SIPTU representatives have called on the government to reconsider its opposition to a bill which, if enacted, would provide migrant workers with “increased rights, including language training and improved sick leave provision”.
The Employment Permits (Miscellaneous Provisions) Bill 2021 was proposed by Solidarity-People Before Profit for its second reading in the Dáil last week.
SIPTU Manufacturing Division organiser, Greg Ennis, said: “The government has failed to introduce adequate statutory occupational sick pay provision, as recommended in the final report of the Oireachtas Special Committee on Covid-19 Response in October 2020.
“It also made clear that it would be opposing the Employment Permits [Miscellaneous Provisions] Bill 2021.
“This bill, if enacted, would provide for mandatory language training, 70% of salary for four weeks if a worker is forced to take sick leave and six months if they suffer an occupational injury, along with several other necessary improvements in the rights of migrant workers.
“SIPTU members view this bill as a significant step in the right direction to protect migrant workers and our essential food supply as we learn to co-exist with Covid-19.
“It is now time for all TDs who ‘talk the talk’ about the essential work of food processing workers to ‘walk the walk’ and act positively to support this bill.”
‘A worker is a worker’
He added: “The existing work permit system is strongly tilted in favour of employers and this has led to the gross exploitation of migrant workers over many years in Ireland.
“It has resulted in many living in cramped, ill-equipped and unsafe living conditions. While working, many must also endure poor health and safety provision, shameful terms and conditions of employment and increased risks of Covid-19 infection. In addition, for many, sick pay and pension provision is non-existent.

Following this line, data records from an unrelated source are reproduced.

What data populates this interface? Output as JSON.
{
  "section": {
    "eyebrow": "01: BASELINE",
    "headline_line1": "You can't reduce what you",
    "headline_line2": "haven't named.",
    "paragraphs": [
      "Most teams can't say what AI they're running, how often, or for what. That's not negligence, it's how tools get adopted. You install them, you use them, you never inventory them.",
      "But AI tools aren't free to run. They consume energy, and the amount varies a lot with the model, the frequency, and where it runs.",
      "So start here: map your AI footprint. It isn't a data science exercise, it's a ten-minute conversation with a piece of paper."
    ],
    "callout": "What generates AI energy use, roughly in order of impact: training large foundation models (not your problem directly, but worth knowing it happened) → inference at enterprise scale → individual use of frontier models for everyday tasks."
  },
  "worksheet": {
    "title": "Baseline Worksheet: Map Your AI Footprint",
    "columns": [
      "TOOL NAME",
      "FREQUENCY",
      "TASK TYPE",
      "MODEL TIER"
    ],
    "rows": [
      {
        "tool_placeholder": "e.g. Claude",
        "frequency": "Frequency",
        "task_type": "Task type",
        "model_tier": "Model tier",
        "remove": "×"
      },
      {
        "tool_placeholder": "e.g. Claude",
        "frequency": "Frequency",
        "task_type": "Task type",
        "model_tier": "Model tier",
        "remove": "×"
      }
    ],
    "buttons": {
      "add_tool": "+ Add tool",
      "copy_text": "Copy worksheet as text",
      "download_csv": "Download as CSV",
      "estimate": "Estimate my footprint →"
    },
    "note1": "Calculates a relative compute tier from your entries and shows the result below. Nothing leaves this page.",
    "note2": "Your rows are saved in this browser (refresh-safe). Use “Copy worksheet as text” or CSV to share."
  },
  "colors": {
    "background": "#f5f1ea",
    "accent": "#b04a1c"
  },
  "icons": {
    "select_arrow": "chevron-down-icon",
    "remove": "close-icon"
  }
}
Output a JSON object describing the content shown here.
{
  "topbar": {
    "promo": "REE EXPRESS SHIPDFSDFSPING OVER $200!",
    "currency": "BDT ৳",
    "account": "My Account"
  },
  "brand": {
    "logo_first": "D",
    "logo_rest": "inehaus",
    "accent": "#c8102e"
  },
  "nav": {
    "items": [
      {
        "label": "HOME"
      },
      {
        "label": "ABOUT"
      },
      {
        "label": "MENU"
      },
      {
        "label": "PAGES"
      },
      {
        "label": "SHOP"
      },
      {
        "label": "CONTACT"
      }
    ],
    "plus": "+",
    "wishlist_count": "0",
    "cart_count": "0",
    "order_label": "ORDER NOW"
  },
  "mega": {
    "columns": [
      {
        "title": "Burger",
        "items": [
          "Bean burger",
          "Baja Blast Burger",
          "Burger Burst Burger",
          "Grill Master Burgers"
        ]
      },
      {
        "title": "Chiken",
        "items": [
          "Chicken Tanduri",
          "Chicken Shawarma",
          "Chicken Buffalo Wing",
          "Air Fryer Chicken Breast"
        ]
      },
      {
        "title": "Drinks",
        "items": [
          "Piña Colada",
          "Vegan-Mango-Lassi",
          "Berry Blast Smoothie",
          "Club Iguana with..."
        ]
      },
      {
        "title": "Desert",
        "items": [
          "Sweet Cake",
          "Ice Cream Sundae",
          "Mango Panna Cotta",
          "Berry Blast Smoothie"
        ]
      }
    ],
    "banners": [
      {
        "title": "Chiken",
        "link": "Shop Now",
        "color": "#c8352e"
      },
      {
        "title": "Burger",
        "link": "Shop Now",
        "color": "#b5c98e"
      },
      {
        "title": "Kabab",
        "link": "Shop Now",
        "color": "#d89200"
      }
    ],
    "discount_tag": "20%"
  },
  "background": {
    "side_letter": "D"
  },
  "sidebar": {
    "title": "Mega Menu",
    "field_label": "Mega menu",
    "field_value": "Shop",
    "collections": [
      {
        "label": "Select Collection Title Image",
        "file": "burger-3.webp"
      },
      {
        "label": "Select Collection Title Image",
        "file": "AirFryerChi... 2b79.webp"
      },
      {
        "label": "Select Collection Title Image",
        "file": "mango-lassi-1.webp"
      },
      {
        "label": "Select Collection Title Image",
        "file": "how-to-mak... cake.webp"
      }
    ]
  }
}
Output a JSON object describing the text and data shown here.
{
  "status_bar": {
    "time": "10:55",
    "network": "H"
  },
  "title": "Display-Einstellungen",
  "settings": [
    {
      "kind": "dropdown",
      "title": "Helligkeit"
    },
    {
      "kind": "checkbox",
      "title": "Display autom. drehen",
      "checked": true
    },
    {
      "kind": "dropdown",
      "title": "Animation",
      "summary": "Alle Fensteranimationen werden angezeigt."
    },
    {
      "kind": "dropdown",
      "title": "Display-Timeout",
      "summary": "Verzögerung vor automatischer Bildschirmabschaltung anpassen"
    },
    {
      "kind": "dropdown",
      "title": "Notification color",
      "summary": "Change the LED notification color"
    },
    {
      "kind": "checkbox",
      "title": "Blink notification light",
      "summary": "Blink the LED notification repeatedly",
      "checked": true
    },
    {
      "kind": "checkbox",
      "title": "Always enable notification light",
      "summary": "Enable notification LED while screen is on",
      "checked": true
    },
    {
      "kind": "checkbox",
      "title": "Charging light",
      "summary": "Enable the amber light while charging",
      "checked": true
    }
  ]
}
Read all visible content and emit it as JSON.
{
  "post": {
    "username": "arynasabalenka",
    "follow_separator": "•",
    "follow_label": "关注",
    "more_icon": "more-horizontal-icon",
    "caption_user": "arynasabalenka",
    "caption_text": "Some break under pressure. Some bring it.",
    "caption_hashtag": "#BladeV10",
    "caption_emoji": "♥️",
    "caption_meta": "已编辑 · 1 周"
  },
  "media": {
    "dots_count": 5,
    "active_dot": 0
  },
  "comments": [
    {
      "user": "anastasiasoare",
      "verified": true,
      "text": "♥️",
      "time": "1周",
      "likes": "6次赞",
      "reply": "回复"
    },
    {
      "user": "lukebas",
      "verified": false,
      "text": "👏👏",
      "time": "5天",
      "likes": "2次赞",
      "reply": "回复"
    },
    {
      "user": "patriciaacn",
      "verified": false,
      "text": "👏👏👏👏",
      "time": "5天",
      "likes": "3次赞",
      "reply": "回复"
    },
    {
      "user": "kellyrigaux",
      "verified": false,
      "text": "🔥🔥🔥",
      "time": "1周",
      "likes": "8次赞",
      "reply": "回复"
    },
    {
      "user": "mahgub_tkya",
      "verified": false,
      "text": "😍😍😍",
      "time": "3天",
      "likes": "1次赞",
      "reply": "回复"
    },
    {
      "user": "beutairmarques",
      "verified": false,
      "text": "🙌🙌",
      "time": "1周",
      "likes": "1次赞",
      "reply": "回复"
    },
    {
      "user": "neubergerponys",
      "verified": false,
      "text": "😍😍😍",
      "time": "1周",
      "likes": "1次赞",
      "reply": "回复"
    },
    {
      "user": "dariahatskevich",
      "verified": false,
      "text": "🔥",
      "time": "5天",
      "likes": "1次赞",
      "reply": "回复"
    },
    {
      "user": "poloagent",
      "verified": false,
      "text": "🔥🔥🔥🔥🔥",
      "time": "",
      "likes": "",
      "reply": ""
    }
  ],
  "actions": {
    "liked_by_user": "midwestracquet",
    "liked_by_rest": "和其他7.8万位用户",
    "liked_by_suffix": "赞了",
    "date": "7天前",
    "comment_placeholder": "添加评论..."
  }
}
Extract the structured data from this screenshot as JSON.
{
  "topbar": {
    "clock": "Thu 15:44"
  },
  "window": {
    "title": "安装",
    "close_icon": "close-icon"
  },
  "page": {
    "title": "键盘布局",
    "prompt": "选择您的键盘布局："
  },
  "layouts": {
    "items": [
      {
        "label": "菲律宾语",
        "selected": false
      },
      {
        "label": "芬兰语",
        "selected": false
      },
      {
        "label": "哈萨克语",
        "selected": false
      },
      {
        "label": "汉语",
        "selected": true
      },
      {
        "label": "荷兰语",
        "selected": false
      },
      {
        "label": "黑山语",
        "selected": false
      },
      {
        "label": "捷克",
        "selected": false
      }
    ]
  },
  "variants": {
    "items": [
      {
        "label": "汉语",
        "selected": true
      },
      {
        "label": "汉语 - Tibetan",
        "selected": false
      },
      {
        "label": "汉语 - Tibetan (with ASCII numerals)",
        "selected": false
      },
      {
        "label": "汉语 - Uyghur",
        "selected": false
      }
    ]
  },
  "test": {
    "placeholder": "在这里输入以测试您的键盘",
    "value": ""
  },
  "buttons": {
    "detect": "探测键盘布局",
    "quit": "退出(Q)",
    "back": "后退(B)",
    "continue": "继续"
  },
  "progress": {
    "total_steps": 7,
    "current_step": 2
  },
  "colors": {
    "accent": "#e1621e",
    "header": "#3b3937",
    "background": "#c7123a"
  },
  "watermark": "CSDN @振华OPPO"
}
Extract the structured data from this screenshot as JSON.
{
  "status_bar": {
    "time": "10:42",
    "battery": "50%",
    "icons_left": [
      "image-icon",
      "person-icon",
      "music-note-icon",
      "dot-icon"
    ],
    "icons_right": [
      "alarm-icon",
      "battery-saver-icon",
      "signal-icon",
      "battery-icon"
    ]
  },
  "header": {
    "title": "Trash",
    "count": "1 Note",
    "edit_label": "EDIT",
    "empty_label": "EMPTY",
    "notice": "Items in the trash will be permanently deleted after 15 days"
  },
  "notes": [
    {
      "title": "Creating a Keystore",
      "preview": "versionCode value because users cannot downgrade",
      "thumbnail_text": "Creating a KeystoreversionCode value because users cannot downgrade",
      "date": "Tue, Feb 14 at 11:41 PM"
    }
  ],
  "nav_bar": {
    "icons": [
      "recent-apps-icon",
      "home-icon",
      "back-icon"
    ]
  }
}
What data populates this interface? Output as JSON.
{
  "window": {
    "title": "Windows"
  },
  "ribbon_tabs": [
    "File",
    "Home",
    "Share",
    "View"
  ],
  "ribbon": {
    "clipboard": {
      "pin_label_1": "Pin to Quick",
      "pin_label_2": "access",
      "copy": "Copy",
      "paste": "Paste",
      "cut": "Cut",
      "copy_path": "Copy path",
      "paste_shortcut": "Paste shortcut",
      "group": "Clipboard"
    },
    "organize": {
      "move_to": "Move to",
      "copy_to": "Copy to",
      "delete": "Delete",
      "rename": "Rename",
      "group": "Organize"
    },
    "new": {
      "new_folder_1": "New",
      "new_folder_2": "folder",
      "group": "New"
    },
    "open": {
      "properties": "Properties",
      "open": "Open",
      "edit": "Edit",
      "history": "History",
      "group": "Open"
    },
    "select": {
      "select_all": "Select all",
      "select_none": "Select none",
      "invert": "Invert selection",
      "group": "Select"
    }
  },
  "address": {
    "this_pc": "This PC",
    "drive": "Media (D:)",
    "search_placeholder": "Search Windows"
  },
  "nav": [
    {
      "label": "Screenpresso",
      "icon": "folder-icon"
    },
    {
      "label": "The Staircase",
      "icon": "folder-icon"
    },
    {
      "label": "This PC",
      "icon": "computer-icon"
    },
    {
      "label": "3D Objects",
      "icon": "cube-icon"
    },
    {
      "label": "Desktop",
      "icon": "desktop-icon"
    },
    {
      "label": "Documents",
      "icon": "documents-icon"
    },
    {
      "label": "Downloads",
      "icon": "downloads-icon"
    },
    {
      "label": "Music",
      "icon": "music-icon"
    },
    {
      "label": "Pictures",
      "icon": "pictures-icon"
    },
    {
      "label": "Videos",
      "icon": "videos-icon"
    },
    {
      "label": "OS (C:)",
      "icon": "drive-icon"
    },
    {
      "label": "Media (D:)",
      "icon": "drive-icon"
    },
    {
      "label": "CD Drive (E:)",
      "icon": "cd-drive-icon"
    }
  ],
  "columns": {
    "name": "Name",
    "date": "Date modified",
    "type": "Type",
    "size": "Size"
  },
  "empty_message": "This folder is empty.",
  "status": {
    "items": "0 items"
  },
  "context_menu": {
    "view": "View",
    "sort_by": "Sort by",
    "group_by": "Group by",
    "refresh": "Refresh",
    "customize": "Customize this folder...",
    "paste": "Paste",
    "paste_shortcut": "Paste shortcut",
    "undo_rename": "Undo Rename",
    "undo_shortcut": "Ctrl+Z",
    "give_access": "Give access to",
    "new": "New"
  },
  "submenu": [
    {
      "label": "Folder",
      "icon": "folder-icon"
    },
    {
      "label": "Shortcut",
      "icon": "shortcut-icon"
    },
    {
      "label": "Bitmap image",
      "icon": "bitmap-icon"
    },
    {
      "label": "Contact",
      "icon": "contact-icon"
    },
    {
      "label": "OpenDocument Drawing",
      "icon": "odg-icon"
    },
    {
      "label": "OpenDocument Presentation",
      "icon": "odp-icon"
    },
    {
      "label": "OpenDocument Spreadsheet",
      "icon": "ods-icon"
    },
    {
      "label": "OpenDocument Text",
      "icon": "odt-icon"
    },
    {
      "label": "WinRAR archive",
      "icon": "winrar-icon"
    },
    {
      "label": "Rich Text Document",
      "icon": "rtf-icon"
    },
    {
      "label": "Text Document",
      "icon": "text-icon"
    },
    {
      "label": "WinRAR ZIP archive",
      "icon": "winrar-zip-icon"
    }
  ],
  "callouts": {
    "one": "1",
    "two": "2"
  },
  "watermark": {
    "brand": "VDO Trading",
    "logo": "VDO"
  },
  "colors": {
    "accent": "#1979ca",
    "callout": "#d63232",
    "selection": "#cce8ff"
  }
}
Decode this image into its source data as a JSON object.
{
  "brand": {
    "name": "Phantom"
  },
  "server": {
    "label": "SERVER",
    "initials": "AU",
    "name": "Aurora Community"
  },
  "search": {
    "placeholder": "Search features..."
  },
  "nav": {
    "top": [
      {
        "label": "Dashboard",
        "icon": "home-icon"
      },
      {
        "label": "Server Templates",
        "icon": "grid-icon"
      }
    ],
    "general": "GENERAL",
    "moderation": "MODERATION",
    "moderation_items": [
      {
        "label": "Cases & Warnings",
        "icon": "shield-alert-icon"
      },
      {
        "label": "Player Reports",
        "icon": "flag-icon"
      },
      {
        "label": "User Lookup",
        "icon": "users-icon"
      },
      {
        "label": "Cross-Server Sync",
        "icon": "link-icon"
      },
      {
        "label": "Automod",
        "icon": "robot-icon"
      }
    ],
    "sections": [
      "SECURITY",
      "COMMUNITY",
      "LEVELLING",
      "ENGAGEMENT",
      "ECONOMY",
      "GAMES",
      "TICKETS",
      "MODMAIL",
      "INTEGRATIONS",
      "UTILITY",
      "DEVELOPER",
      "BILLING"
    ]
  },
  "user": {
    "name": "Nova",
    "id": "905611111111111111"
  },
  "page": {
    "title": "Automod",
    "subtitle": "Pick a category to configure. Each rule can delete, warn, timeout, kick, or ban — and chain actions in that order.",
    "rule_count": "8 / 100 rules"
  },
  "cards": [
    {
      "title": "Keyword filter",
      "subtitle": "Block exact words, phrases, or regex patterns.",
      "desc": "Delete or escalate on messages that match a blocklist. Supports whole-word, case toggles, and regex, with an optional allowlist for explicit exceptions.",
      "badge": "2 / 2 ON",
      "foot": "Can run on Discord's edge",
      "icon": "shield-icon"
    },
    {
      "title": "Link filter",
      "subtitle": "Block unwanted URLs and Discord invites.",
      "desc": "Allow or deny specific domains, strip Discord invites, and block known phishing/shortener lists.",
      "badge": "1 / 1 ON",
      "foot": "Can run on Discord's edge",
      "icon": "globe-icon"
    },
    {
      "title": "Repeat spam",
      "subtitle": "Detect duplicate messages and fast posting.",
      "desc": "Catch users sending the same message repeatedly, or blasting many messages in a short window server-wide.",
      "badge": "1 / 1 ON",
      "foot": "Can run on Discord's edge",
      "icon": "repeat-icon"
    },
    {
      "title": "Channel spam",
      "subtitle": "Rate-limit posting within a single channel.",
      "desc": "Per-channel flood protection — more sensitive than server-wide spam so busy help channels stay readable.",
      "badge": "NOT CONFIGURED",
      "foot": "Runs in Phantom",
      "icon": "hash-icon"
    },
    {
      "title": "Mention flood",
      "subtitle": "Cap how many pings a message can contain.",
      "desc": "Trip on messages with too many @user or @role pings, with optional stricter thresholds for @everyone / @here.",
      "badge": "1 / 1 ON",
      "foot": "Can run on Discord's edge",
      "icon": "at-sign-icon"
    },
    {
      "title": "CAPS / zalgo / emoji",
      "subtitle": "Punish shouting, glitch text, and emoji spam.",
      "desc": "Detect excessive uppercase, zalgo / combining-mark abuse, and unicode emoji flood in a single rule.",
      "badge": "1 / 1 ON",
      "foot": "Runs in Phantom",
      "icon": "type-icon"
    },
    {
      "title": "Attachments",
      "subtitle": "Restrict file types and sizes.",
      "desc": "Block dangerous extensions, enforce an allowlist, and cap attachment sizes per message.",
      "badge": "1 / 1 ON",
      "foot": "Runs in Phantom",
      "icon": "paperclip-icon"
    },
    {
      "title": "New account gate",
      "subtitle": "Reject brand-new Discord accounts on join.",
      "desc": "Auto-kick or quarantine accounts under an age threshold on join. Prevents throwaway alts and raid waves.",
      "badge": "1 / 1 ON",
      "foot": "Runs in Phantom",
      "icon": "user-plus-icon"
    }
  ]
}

“A worker is a worker, irrespective of their place of birth; they should be treated with dignity and respect and in a way which recognises the importance of their role in a modern, forward-looking Ireland.”
Representing the government, Minister of State at the Department of Enterprise, Trade and Employment Damien English, said that the government intends to oppose it at the scheduled vote on the bill this week.
Plight of migrant workers
Deputy Richard Boyd Barrett said that this bill is “about trying to learn one of the lessons of the Covid-19 pandemic and protecting a particularly vulnerable group of workers whose plight was highlighted in the midst of the pandemic”.
“The most important provision of this bill is, crucially, to ensure an employer pays for a sick pay scheme for workers on general employment permits so that if they become ill, they will receive 70% of the pay they would have got for four weeks, if it is personal illness or injury, or six months if it is work-related.
“It is obviously important for the health of the workers that they are not forced to go to work while sick out of fear of financial loss or retribution by an employer who might be unhappy if they choose to stay off sick.
“However, as we learned during the pandemic, it was critically important to address the plight of these workers to reduce the level of transmission of Covid-19.
“In other words, if they were treated badly, there was a serious impact on the public health situation in the towns, villages and areas around where those plants were based.”
Food supply chain
The deputy said that of additional importance was the “potential impacts” on the food supply chain of this country.
“If 70% of the people who help process meat and pick fruit and vegetables to stock the shelves in the shops of this country to feed people were vulnerable and could be sick, this could have potentially endangered the food supply chain for the whole country,” he continued.
“Addressing this is also good for workers generally. There is not a proper statutory sick pay scheme for all workers in this country. Many workers in the private sector do not have that and we need that as well.”
He added that the government should support this bill, and that “we owe an ongoing debt to these vulnerable workers for the role they play in producing the food the people of this country need”.
“There is a history of them being mistreated. We have seen starkly that, if they do not have a right to sick pay and protections as employees, it can be very bad not just for them, but for our entire society.
“Considering that the food we eat is one of the most basic things we need to sustain our society, it says something that pretty much everyone along the food chain, whether they are Irish, small farmers, migrant workers or the people who work in the shops, is pretty poorly paid.”